She has actually dared to broach this issue with Personnel and shows me a special keyboard the company has provided her with, where the hands type at an angle to each other, which is supposed to reduce the strain. Sadly, she reports, it has not as yet made any difference to her pain.
The other thing that troubles her, she explains, almost in tears, is the fact that she has to stop typing so often to answer the phone.
There is a switchboard operator and receptionist at the front of the office, but the PA position serves as backup switchboard, and the phones are so busy that calls often come through to her to answer.
She has started to keep a secret tally of how many calls she is answering every day, and tells me that it is averaging fifty. So fifty times a day, whilst audiotyping with headphones on, she has to stop and remove the headphones in order to take a call and either put it through to someone or take a message.
This is driving her ‘spare’, as she puts it.
Adding to her complaints is the fact that the job she is doing is way beneath her capabilities. She has a degree and several years’ administrative experience. The job has ended up being a disappointment – she certainly didn’t expect it to be ninety percent pressurised audiotyping and the rest answering the phone.
Clearly the situation is not going to last, but she is doubtless one of many people forced to take work that doesn’t really suit them, and essentially being exploited by an employer who doesn’t care about anyone’s job satisfaction, but just thinks they might as well take the most intelligent person presenting themselves for interview.
In fact she overhears her boss once, saying of her, ‘I needed someone good’.
Because of the typing load, other staff are discouraged from chatting to her. Several times colleagues are ushered away and told not to disturb her because she’s busy. This seems particularly unfair because in general, there is quite a lot of chat going on in this office!
The PA is clearly becoming more and more depressed – there is seldom a smile on her face. She is cruelly isolated by virtue of her headphones, the dividing screen she is compelled to sit behind, her enforced lack of interaction with fellow employees, and the importance of her output to the boss.

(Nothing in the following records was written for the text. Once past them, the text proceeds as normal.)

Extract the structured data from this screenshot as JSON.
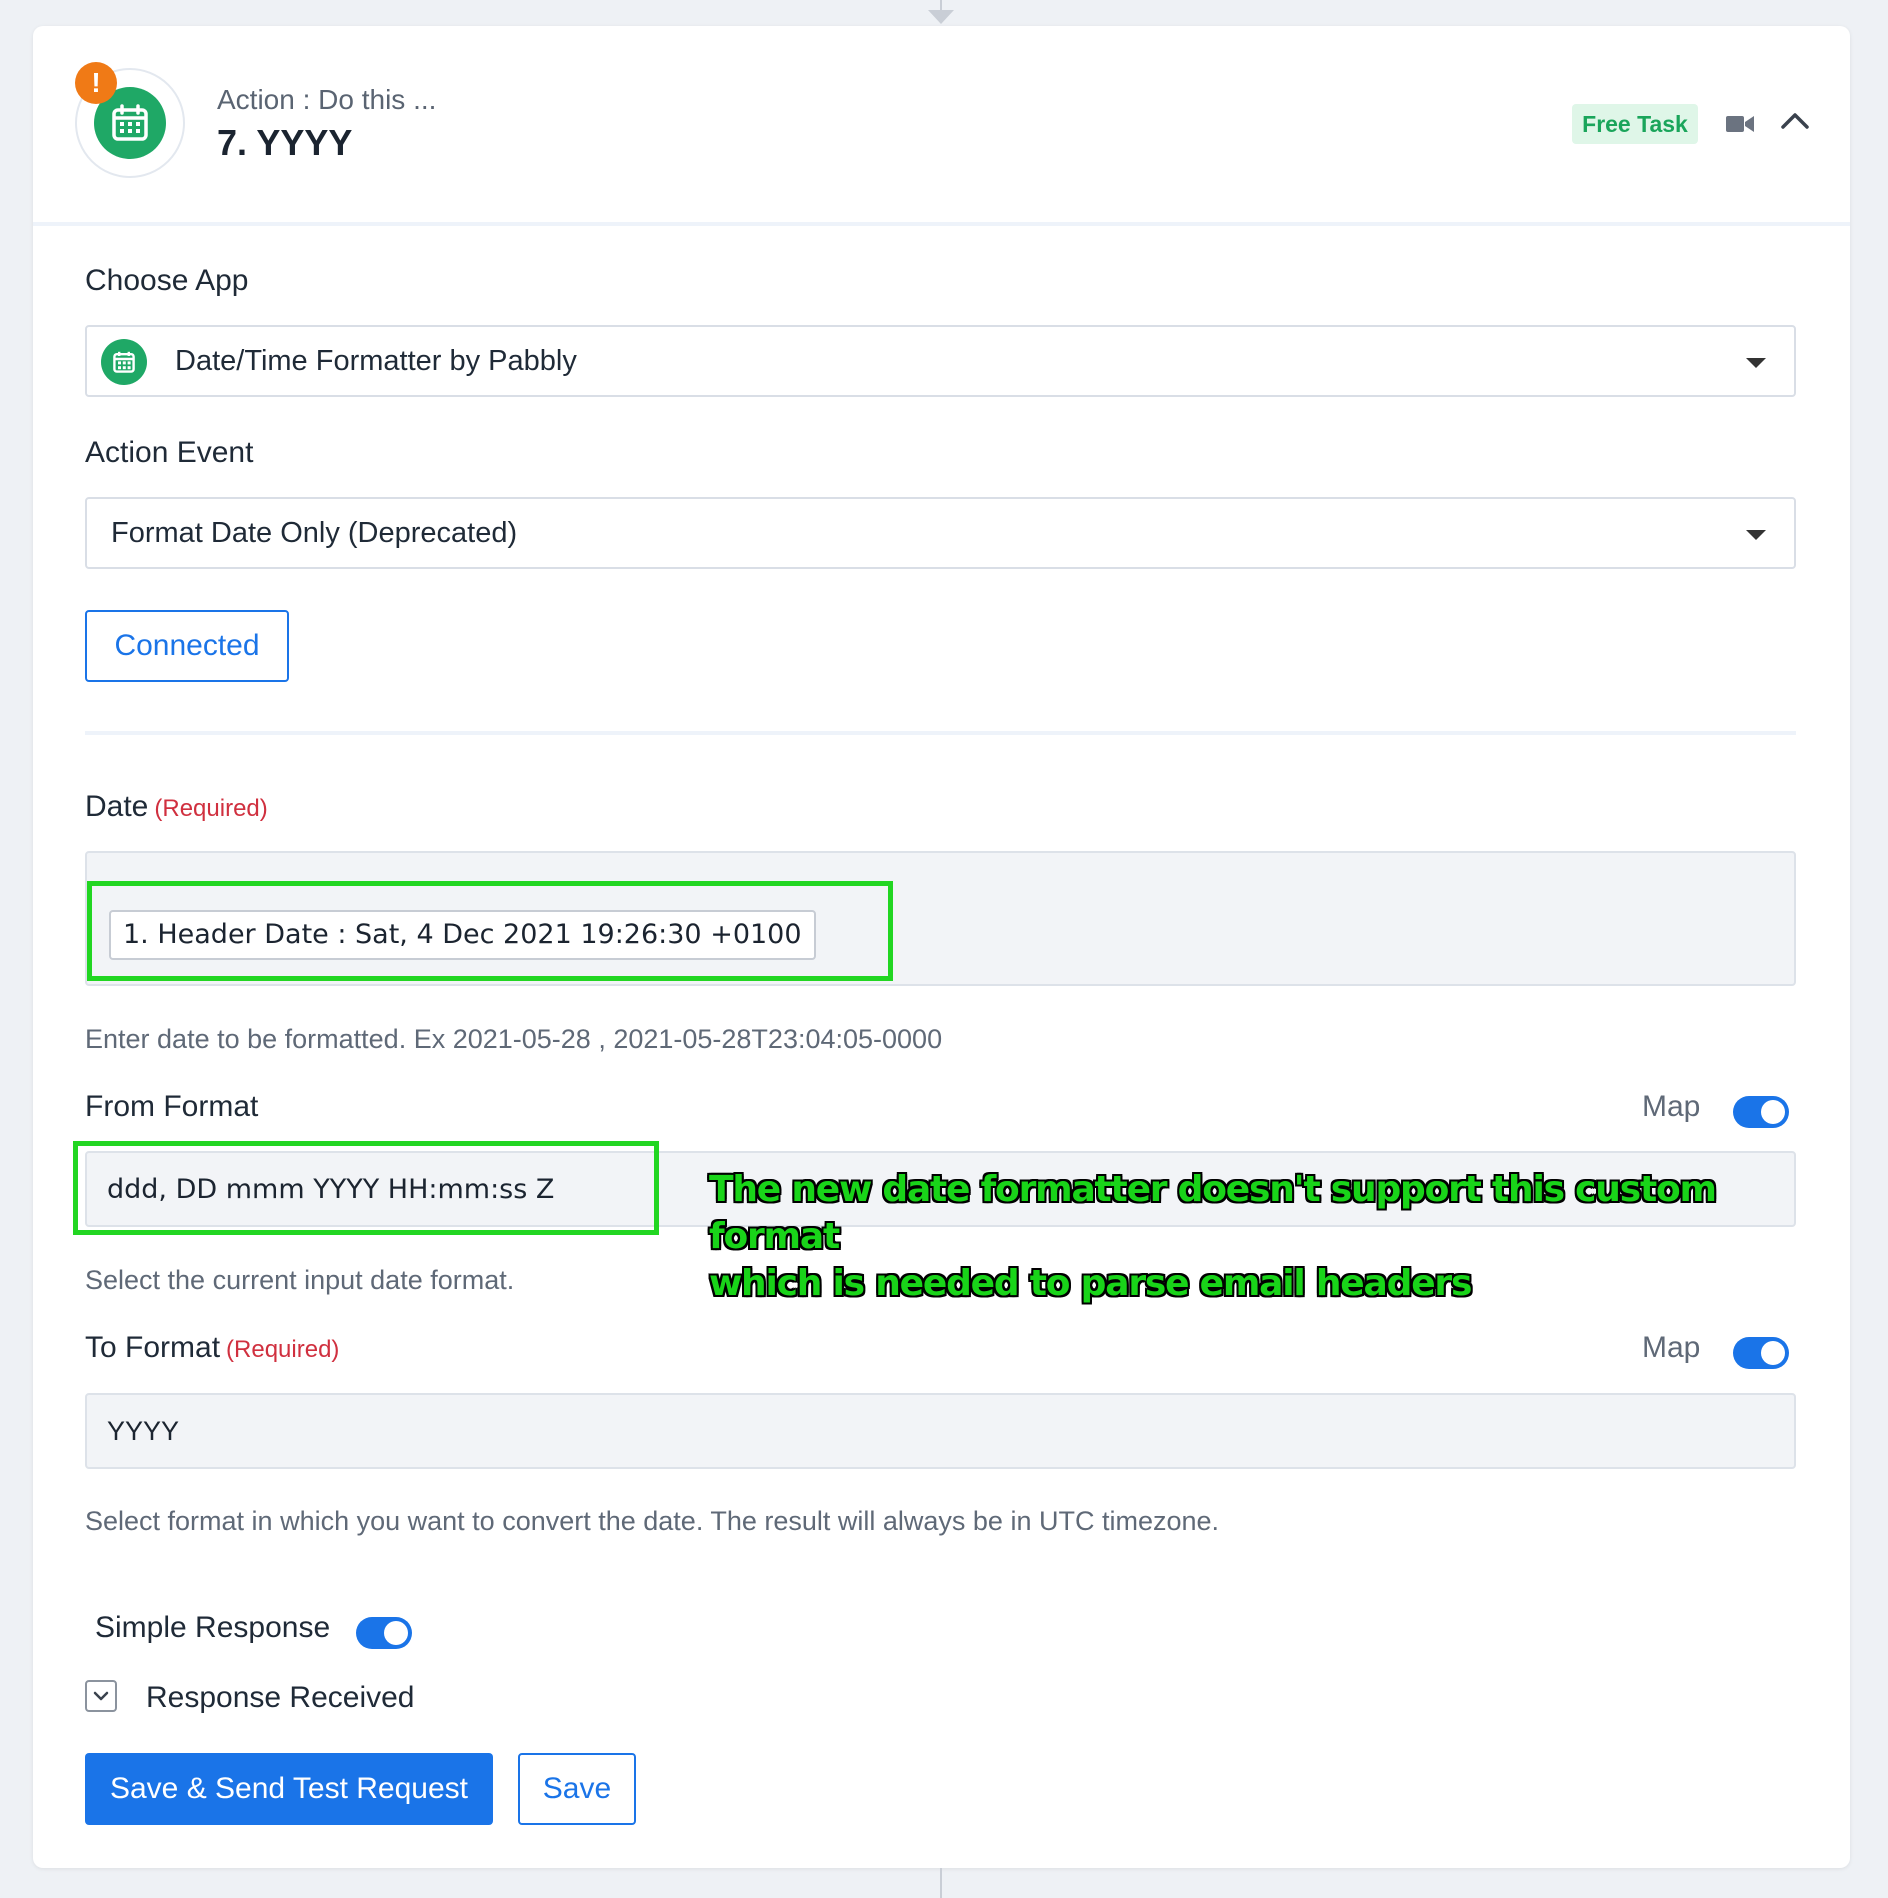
{
  "header": {
    "subtitle": "Action : Do this ...",
    "title": "7. YYYY",
    "badge": "Free Task",
    "warning_symbol": "!",
    "icons": [
      "calendar-icon",
      "warning-icon",
      "video-icon",
      "chevron-up-icon"
    ]
  },
  "choose_app": {
    "label": "Choose App",
    "value": "Date/Time Formatter by Pabbly"
  },
  "action_event": {
    "label": "Action Event",
    "value": "Format Date Only (Deprecated)"
  },
  "connection": {
    "label": "Connected"
  },
  "date_field": {
    "label": "Date",
    "required": "(Required)",
    "chip": "1. Header Date : Sat, 4 Dec 2021 19:26:30 +0100",
    "help": "Enter date to be formatted. Ex 2021-05-28 , 2021-05-28T23:04:05-0000"
  },
  "from_format": {
    "label": "From Format",
    "map_label": "Map",
    "value": "ddd, DD mmm YYYY HH:mm:ss Z",
    "help": "Select the current input date format."
  },
  "annotation": {
    "line1": "The new date formatter doesn't support this custom format",
    "line2": "which is needed to parse email headers"
  },
  "to_format": {
    "label": "To Format",
    "required": "(Required)",
    "map_label": "Map",
    "value": "YYYY",
    "help": "Select format in which you want to convert the date. The result will always be in UTC timezone."
  },
  "simple_response": {
    "label": "Simple Response"
  },
  "response_received": {
    "label": "Response Received"
  },
  "buttons": {
    "save_and_test": "Save & Send Test Request",
    "save": "Save"
  },
  "colors": {
    "accent": "#1a74e8",
    "app_green": "#1fa866",
    "warning": "#f07a16",
    "required": "#d0303f",
    "highlight": "#22d622"
  }
}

Not a happy working environment, you must agree.
It’s difficult for her even to go out at lunchtime with other staff, as there is a clique of girls who go out with the long-serving receptionist, with the PA left to cover the phones (and reception).
I try to redress this by offering the occasional friendly lunch invitation, but she begins to refuse me, as if she is embarrassed by the complaints and revelations she has uttered to me so far. I see her sometimes sitting alone on a bench in the little park nearby.
One day there is a big altercation between her boss and various other staff. Shouting and harsh words, all sorts of unpleasantness. She is not directly involved but is not the only person in tears by the end of that day. How can people behave in such a manner, I wonder of her bully of a boss? Why not be nice to people, instead of nasty? But maybe you have to be unpleasant, to be successful in the cut-throat world of business. Maybe that’s the way the world works.
So, one manager has stormed out, never to be seen again. (His industry expertise will be sorely missed, though no-one will admit it.) The personnel lady is in a complete state – her cheeks flushed, and complaining repeatedly (under her breath) that she has never been so insulted. Everyone else puts their heads down and carries on.
The poor lonely PA carries on typing in her corner – quietly, diligently, unhappily. The phone keeps ringing, heedless of office dramas.
“You need to finish these two tapes before you can go,” says the boss to his assistant – or rather, typist – late one evening.
“Please come in early tomorrow and clear this filing, it is unacceptable,” another time.
“Please drink your tea in the kitchen, I do not want it to be spilt here.” Can I believe my ears?
There is a limit, and the day comes that the PA has gone, her sad corner to be taken shortly by another hapless recruit who probably won’t last as long.
I do wonder what happened to her. I hope she’s happier now.